Postnatal Depression In Men
By Belinda Horton
We're getting better as a society at recognising that antenatal and postnatal depression and anxiety are legitimate illnesses experienced by many new mums, and require care and treatment. However, awareness that men also suffer from these types of depression, and understanding of the devastating emotional, social and financial impact on families, friends, colleagues and workplaces, has a long way to go.
About one in 20 fathers are now diagnosed with postnatal depression each year in Australia. The total number may be even higher as many more men struggle without seeking diagnosis or support. Additionally, more than one in seven new dads in Australia have a partner diagnosed with postnatal depression, which creates extra pressures in managing a new baby, an unwell partner, extra household duties and work demands. This can also contribute to dads developing postnatal depression themselves.

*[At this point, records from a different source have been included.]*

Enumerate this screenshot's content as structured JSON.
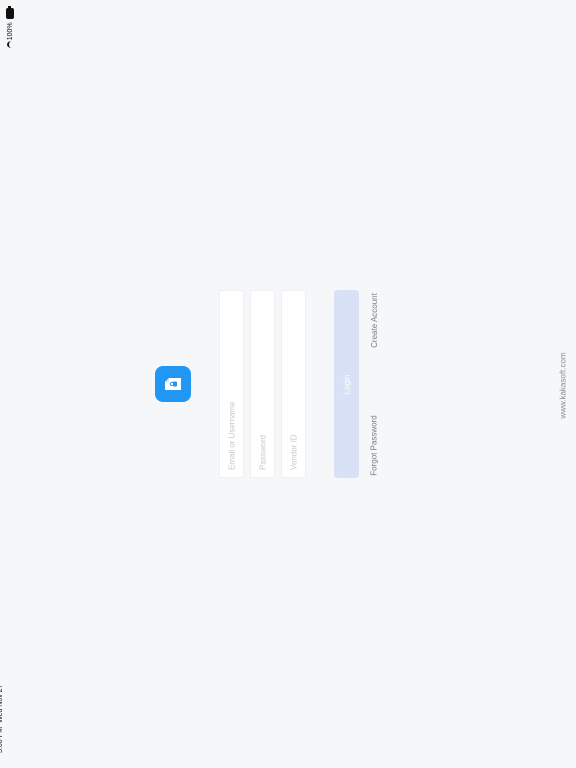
{
  "status": {
    "battery": "100%",
    "time": "5:00 PM",
    "date": "Wed Nov 27"
  },
  "login_form": {
    "email_placeholder": "Email or Username",
    "password_placeholder": "Password",
    "vendor_placeholder": "Vendor ID",
    "login_label": "Login",
    "forgot_label": "Forgot Password",
    "create_label": "Create Account"
  },
  "footer": {
    "website": "www.kakasoft.com"
  },
  "colors": {
    "background": "#f6f7f9",
    "app_icon": "#2196f3",
    "login_button": "#d9e1f7"
  }
}
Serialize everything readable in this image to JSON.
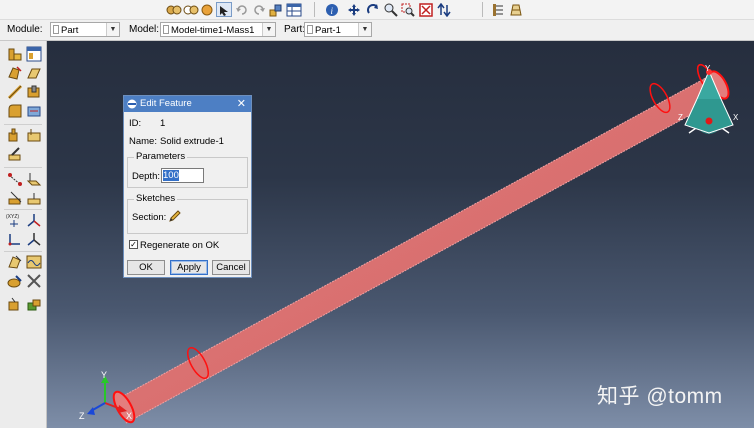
{
  "toolbar_icons": [
    "view-icon",
    "view2-icon",
    "ball-icon",
    "select-arrow-icon",
    "undo-icon",
    "redo-icon",
    "pan-icon",
    "table-icon",
    "info-icon",
    "move-icon",
    "rotate-icon",
    "zoom-icon",
    "zoom-box-icon",
    "fit-icon",
    "swap-icon",
    "tree-icon",
    "layer-icon"
  ],
  "context": {
    "module_label": "Module:",
    "module_value": "Part",
    "model_label": "Model:",
    "model_value": "Model-time1-Mass1",
    "part_label": "Part:",
    "part_value": "Part-1"
  },
  "dialog": {
    "title": "Edit Feature",
    "close": "✕",
    "id_label": "ID:",
    "id_value": "1",
    "name_label": "Name:",
    "name_value": "Solid extrude-1",
    "parameters_label": "Parameters",
    "depth_label": "Depth:",
    "depth_value": "100",
    "sketches_label": "Sketches",
    "section_label": "Section:",
    "regenerate_label": "Regenerate on OK",
    "regenerate_checked": "✓",
    "ok": "OK",
    "apply": "Apply",
    "cancel": "Cancel"
  },
  "triad_top": {
    "y": "Y",
    "z": "Z",
    "x": "X"
  },
  "triad_bottom": {
    "y": "Y",
    "z": "Z",
    "x": "X"
  },
  "watermark": "知乎 @tomm",
  "colors": {
    "title_bar": "#4d7fc4",
    "cylinder": "#d86c6c",
    "edge": "#ff1010",
    "viewport_top": "#262e3e",
    "viewport_bottom": "#7e8ea8"
  }
}
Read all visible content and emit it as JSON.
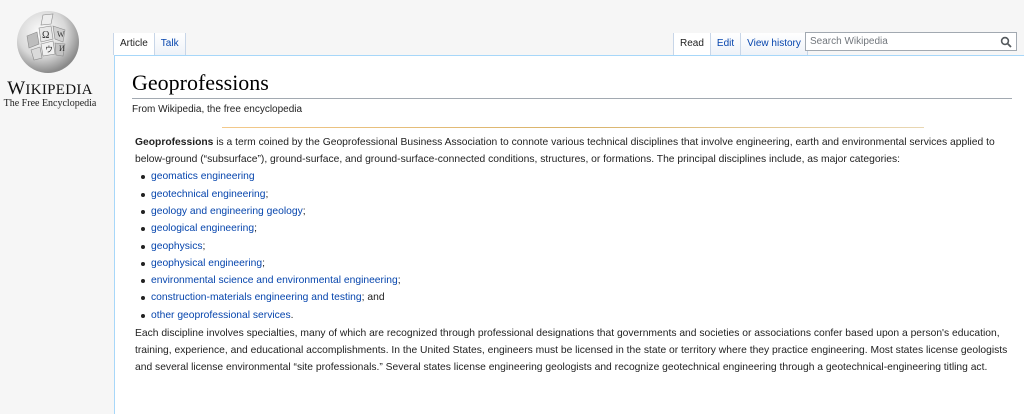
{
  "logo": {
    "wordmark_big": "W",
    "wordmark_rest": "IKIPEDIA",
    "tagline": "The Free Encyclopedia"
  },
  "tabs": {
    "article": "Article",
    "talk": "Talk",
    "read": "Read",
    "edit": "Edit",
    "view_history": "View history"
  },
  "search": {
    "placeholder": "Search Wikipedia"
  },
  "article": {
    "title": "Geoprofessions",
    "site_sub": "From Wikipedia, the free encyclopedia",
    "intro_bold": "Geoprofessions",
    "intro_rest": " is a term coined by the Geoprofessional Business Association to connote various technical disciplines that involve engineering, earth and environmental services applied to below-ground (“subsurface”), ground-surface, and ground-surface-connected conditions, structures, or formations. The principal disciplines include, as major categories:",
    "list": [
      {
        "link": "geomatics engineering",
        "suffix": ""
      },
      {
        "link": "geotechnical engineering",
        "suffix": ";"
      },
      {
        "link": "geology and engineering geology",
        "suffix": ";"
      },
      {
        "link": "geological engineering",
        "suffix": ";"
      },
      {
        "link": "geophysics",
        "suffix": ";"
      },
      {
        "link": "geophysical engineering",
        "suffix": ";"
      },
      {
        "link": "environmental science and environmental engineering",
        "suffix": ";"
      },
      {
        "link": "construction-materials engineering and testing",
        "suffix": "; and"
      },
      {
        "link": "other geoprofessional services",
        "suffix": "."
      }
    ],
    "paragraph2": "Each discipline involves specialties, many of which are recognized through professional designations that governments and societies or associations confer based upon a person's education, training, experience, and educational accomplishments. In the United States, engineers must be licensed in the state or territory where they practice engineering. Most states license geologists and several license environmental “site professionals.” Several states license engineering geologists and recognize geotechnical engineering through a geotechnical-engineering titling act."
  },
  "colors": {
    "link": "#0645ad",
    "content_border": "#a7d7f9",
    "background": "#f6f6f6"
  }
}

Unlike new mums who have health visits with maternal/child-health nurses, a midwife or a doctor where these problems are often picked up, dads are not routinely screened for mental health. The stigma attached to mental illness in general and society's expectations that men should be strong are also powerful silencers. Displaying emotions is perceived by some as a sign of weakness, and men are often told to "man up" or "harden up". This contributes to men being less willing to reveal their difficulties or ask for help.
Despite the prevalence, there remains a widespread belief that postnatal depression is a hormonal or chemical issue that only affects women. This incorrect information is a key reason it remains undiagnosed and untreated in many men. With the right treatment and support, at the right time, the majority of men (and women) fully recover from postnatal depression. However, it is a serious illness that usually does not go away by itself. It is critical to understand the risk factors, signs to look out for and where to go for help.

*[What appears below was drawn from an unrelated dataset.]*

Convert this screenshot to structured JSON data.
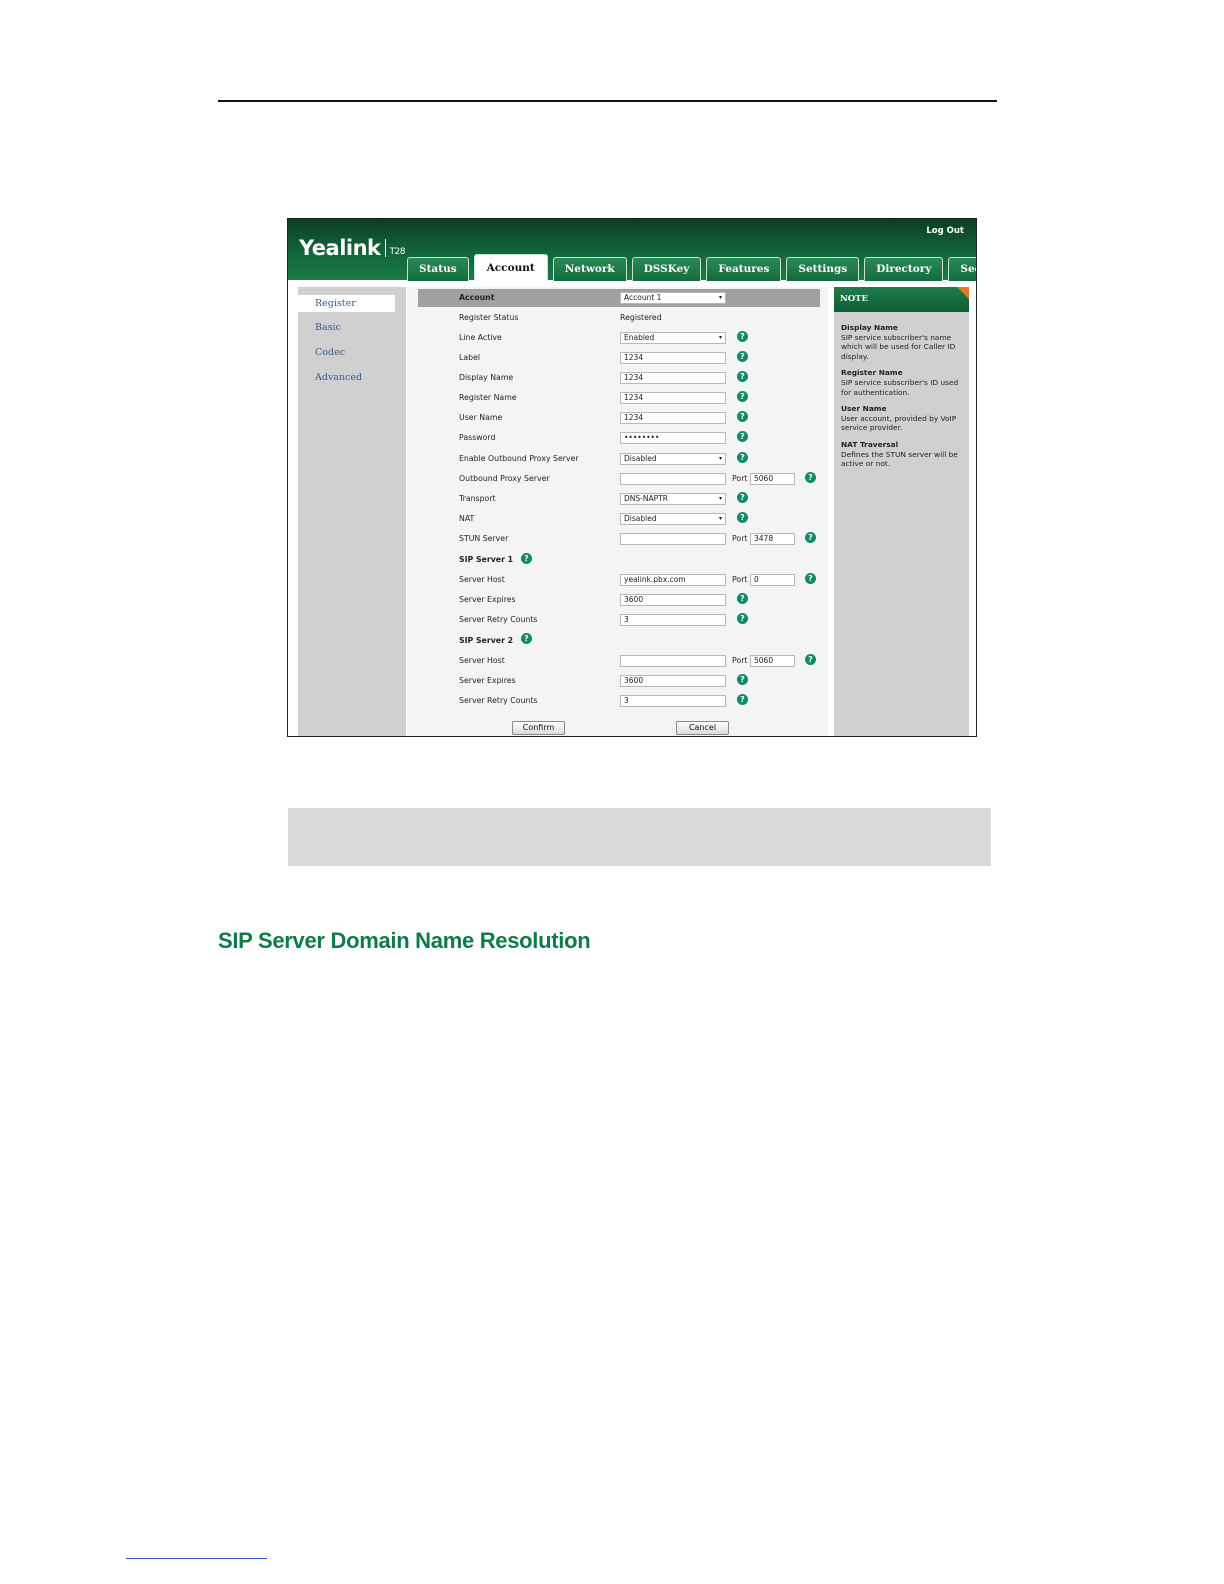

What Causes Postnatal Depression In Dads?
Like all forms of depression, a range of biological, social and psychological factors contribute to men developing postnatal depression. These differ for each person and can include:
- Worries about extra responsibilities and financial pressures.
- Stress and changes in the parents' relationship, which lead to dads feeling excluded from parenting or distanced from their partner.
- Lack of social and emotional support.
- Feeling disappointed with the experience of fatherhood, or inadequate as a dad.
- Difficulty adjusting to the changes of parenthood.
- Changes in social life.
Postnatal depression affects men of every age, personality type and economic status, but dads are more at risk if:
- Their partner has antenatal or postnatal depression.
- They have a previous history of depression or anxiety.
- They are having relationship difficulties.
- They are a first-time father.
- Their child has a serious infant illness or irritability.
What Are The Symptoms Of Postnatal Depression In Dads?
While it's normal for expectant and new fathers to experience some difficulties adjusting to fatherhood, symptoms that last for more than two weeks and prevent their ability to function well indicate it's time to get help. Symptoms can include:
- Tiredness, headaches and pain.
- Irritability, anxiety and anger.
- Loss of libido.
- Changes in appetite.
- Sleep disturbance unrelated to the baby.
- Feelings of being overwhelmed, out of control or unable to cope.
- Loss of enjoyment in previous interests.
- Negative obsessive thoughts.
- Loss of confidence and self-esteem.
- Engaging in risk-taking behaviour.
- Withdrawal from intimate relationships, family, friends and community life, and increased hours of work as a result.
- Increased use of drugs or alcohol.
What Are The Potential Impacts Of Postnatal Depression In Dads On Families?
Postnatal depression can negatively affect nearly every area of a man's life, including their relationships, parenting, and capacity to work and care for themselves and others.
A man's relationship with his partner is likely to be impacted by the confusion and conflict that can be created by postnatal depression. New parents may argue more, be more irritable with each other and experience greater difficulty with communication. Old issues may unexpectedly surface.
Ongoing postnatal depression can have persistent detrimental effects on children's development. Research has shown that postnatal depression in dads is associated with poorer social, emotional and behavioural outcomes in children at age three (particularly boys), even when mum is healthy and happy.
It's important that postnatal depression in men is recognised and treated early and effectively. Simple tips for new and expectant dads include:
- Seeking and accepting help if they find they have symptoms of postnatal depression that last for more than two weeks.
- Talking to their partner or other people such as a professional counsellor, doctor, friend or family member about feelings and concerns.
- Keeping an employer informed of the increased demands at home and/or mental-health issues, so they can provide any additional support.
- Having adequate time to spend alone and with their partner, away from the baby.
- Taking regular breaks to do things that provide enjoyment.
- Eating well, exercising and getting adequate sleep.
- Reducing expectations of themselves and their partner.
If you are concerned about yourself or someone else, see a GP for a physical and mental-health assessment